Another new provision, which concerns the suspension of an employment contract, can be applied “in connection with the military aggression against Ukraine”. This temporarily relieves all parties from mutual obligations but does not terminate the employment relationship. The payment of wages and other guarantees and compensations is assigned to “the State committing military aggression” (meaning Russia), and not the employer.
In compensation, the government proposes to pay 6,500 hryvnia (around £170) to anyone who has lost their job because of the hostilities – but this payment is only a third of the average salary in many regions currently affected by the war. And the process by which employees are to receive compensation from the aggressor country is far from clear.
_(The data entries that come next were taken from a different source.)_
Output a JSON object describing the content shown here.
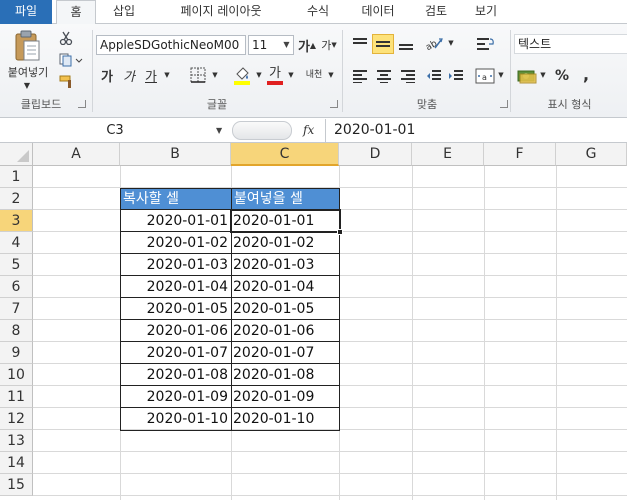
{
  "tabs": {
    "file": "파일",
    "home": "홈",
    "insert": "삽입",
    "page_layout": "페이지 레이아웃",
    "formulas": "수식",
    "data": "데이터",
    "review": "검토",
    "view": "보기"
  },
  "ribbon": {
    "clipboard": {
      "label": "클립보드",
      "paste_label": "붙여넣기"
    },
    "font": {
      "label": "글꼴",
      "font_name": "AppleSDGothicNeoM00",
      "font_size": "11",
      "grow": "가",
      "shrink": "가",
      "bold": "가",
      "italic": "가",
      "underline": "가",
      "font_color": "가",
      "phonetic": "내천"
    },
    "alignment": {
      "label": "맞춤"
    },
    "number": {
      "label": "표시 형식",
      "format": "텍스트",
      "percent": "%",
      "comma": ","
    }
  },
  "formula_bar": {
    "name_box": "C3",
    "fx": "fx",
    "value": "2020-01-01"
  },
  "sheet": {
    "columns": [
      "A",
      "B",
      "C",
      "D",
      "E",
      "F",
      "G"
    ],
    "rows": [
      "1",
      "2",
      "3",
      "4",
      "5",
      "6",
      "7",
      "8",
      "9",
      "10",
      "11",
      "12",
      "13",
      "14",
      "15"
    ],
    "active_cell": "C3",
    "header_fill": "#4f8fd4",
    "table": {
      "header": [
        "복사할 셀",
        "붙여넣을 셀"
      ],
      "rows": [
        [
          "2020-01-01",
          "2020-01-01"
        ],
        [
          "2020-01-02",
          "2020-01-02"
        ],
        [
          "2020-01-03",
          "2020-01-03"
        ],
        [
          "2020-01-04",
          "2020-01-04"
        ],
        [
          "2020-01-05",
          "2020-01-05"
        ],
        [
          "2020-01-06",
          "2020-01-06"
        ],
        [
          "2020-01-07",
          "2020-01-07"
        ],
        [
          "2020-01-08",
          "2020-01-08"
        ],
        [
          "2020-01-09",
          "2020-01-09"
        ],
        [
          "2020-01-10",
          "2020-01-10"
        ]
      ]
    }
  }
}
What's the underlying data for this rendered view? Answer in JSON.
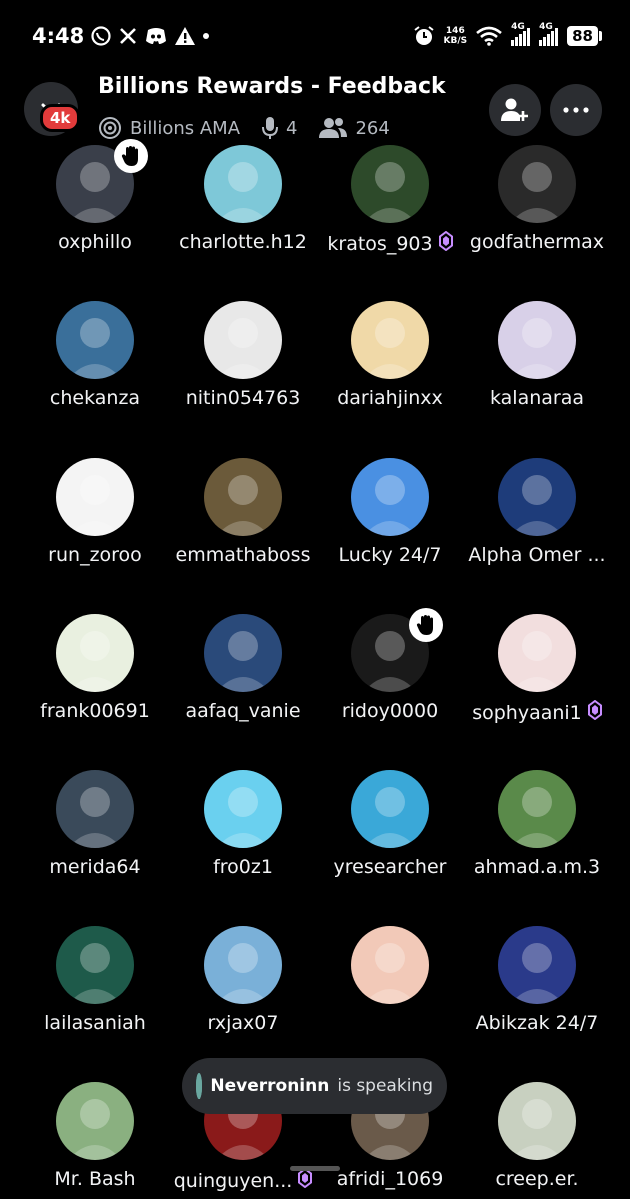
{
  "status_bar": {
    "time": "4:48",
    "net_speed_value": "146",
    "net_speed_unit": "KB/S",
    "sig1_tag": "4G",
    "sig2_tag": "4G",
    "battery": "88"
  },
  "header": {
    "notification_badge": "4k",
    "title": "Billions Rewards - Feedback",
    "stage_name": "Billions AMA",
    "speaker_count": "4",
    "listener_count": "264"
  },
  "participants": [
    {
      "name": "oxphillo",
      "avatar_bg": "#3a3f4a",
      "nitro": false,
      "hand_raised": true
    },
    {
      "name": "charlotte.h12",
      "avatar_bg": "#7ec8d8",
      "nitro": false,
      "hand_raised": false
    },
    {
      "name": "kratos_903",
      "avatar_bg": "#2d4a2a",
      "nitro": true,
      "hand_raised": false
    },
    {
      "name": "godfathermax",
      "avatar_bg": "#2a2a2a",
      "nitro": false,
      "hand_raised": false
    },
    {
      "name": "chekanza",
      "avatar_bg": "#3a6f9a",
      "nitro": false,
      "hand_raised": false
    },
    {
      "name": "nitin054763",
      "avatar_bg": "#e8e8e8",
      "nitro": false,
      "hand_raised": false
    },
    {
      "name": "dariahjinxx",
      "avatar_bg": "#f0d9a8",
      "nitro": false,
      "hand_raised": false
    },
    {
      "name": "kalanaraa",
      "avatar_bg": "#d8d0e8",
      "nitro": false,
      "hand_raised": false
    },
    {
      "name": "run_zoroo",
      "avatar_bg": "#f4f4f4",
      "nitro": false,
      "hand_raised": false
    },
    {
      "name": "emmathaboss",
      "avatar_bg": "#6b5a3a",
      "nitro": false,
      "hand_raised": false
    },
    {
      "name": "Lucky 24/7",
      "avatar_bg": "#4a90e2",
      "nitro": false,
      "hand_raised": false
    },
    {
      "name": "Alpha Omer ...",
      "avatar_bg": "#1e3c7a",
      "nitro": false,
      "hand_raised": false
    },
    {
      "name": "frank00691",
      "avatar_bg": "#e9f0e0",
      "nitro": false,
      "hand_raised": false
    },
    {
      "name": "aafaq_vanie",
      "avatar_bg": "#2a4a7a",
      "nitro": false,
      "hand_raised": false
    },
    {
      "name": "ridoy0000",
      "avatar_bg": "#1a1a1a",
      "nitro": false,
      "hand_raised": true
    },
    {
      "name": "sophyaani1",
      "avatar_bg": "#f2dede",
      "nitro": true,
      "hand_raised": false
    },
    {
      "name": "merida64",
      "avatar_bg": "#3a4a5a",
      "nitro": false,
      "hand_raised": false
    },
    {
      "name": "fro0z1",
      "avatar_bg": "#6ad0ef",
      "nitro": false,
      "hand_raised": false
    },
    {
      "name": "yresearcher",
      "avatar_bg": "#3aa8d8",
      "nitro": false,
      "hand_raised": false
    },
    {
      "name": "ahmad.a.m.3",
      "avatar_bg": "#5a8a4a",
      "nitro": false,
      "hand_raised": false
    },
    {
      "name": "lailasaniah",
      "avatar_bg": "#1e5a4a",
      "nitro": false,
      "hand_raised": false
    },
    {
      "name": "rxjax07",
      "avatar_bg": "#7ab0d8",
      "nitro": false,
      "hand_raised": false
    },
    {
      "name": "",
      "avatar_bg": "#f2c9b8",
      "nitro": false,
      "hand_raised": false
    },
    {
      "name": "Abikzak 24/7",
      "avatar_bg": "#2a3a8a",
      "nitro": false,
      "hand_raised": false
    },
    {
      "name": "Mr. Bash",
      "avatar_bg": "#8ab080",
      "nitro": false,
      "hand_raised": false
    },
    {
      "name": "quinguyen...",
      "avatar_bg": "#8a1a1a",
      "nitro": true,
      "hand_raised": false
    },
    {
      "name": "afridi_1069",
      "avatar_bg": "#6a5a4a",
      "nitro": false,
      "hand_raised": false
    },
    {
      "name": "creep.er.",
      "avatar_bg": "#c8d0c0",
      "nitro": false,
      "hand_raised": false
    }
  ],
  "speaking_toast": {
    "speaker": "Neverroninn",
    "suffix": "is speaking"
  },
  "colors": {
    "background": "#000000",
    "surface": "#2b2d31",
    "nitro": "#c78dff",
    "badge_red": "#e23b3b"
  }
}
“Right now, for everyone who still has a job and is working on the home front towards Ukraine’s victory and the viability of the economy, it is extremely important to have at least minimal guarantees on labour rights and, as far as possible, to be confident they will be able to buy bread,” said Sandul. “The deregulation of these guarantees is extremely harmful.”
The new law also gives employers the right to cancel collective labour agreements, and significantly limits the rights of trade unions, reducing their role to one of “civilian oversight” of the new law.
The main right for employees is that, if they are facing a threat of active fighting or are unable to fulfil their duties, they can resign immediately (and do not have to give the 14 days’ notice currently required). But this right can only be exercised if their work is not related to defence or military operations.
The bill was adopted by the Ukrainian parliament without being considered by committees or discussed by MPs, but could still be vetoed by the president.
A trade union spokesperson, speaking on condition of anonymity, said that “a joint representative body of trade unions opposed this bill”. He refused to criticise the bill publicly, for fear of reprisals. He explained that, in wartime, trade unions would not oppose the changes, which, he hopes, will be temporary.
However, there are concerns that the bill will be the basis for a more radical transformation of labour and trade union legislation. Several months prior to Russia’s invasion of Ukraine, the parliamentary committee for social policies and the Ministry of Economy made equally radical proposals to change labour law in favour of employers, and to significantly restrict the rights of trade unions.
As openDemocracy reported last October, the British Foreign Office was embroiled in a scandal over its advice to the Ukrainian government on how to push new labour legislation through parliament.
The leaked plan, marked with the logo of the British Embassy in Kyiv, noted that the proposed reforms were unpopular and recommended that the Minister of Economy “make its message easier and more emotional” in order to convince the Ukrainian public. With the UK’s support, the Ukrainian government has been pushing for the liberalisation of labour legislation, claiming it would make the country more attractive to investors and tackle informal employment.
We remind our readers that publication of articles on our site does not mean that we agree with what is written. Our policy is to publish anything which we consider of interest, so as to assist our readers in forming their opinions. Sometimes we even publish articles with which we totally disagree, since we believe it is important for our readers to be informed on as wide a spectrum of views as possible.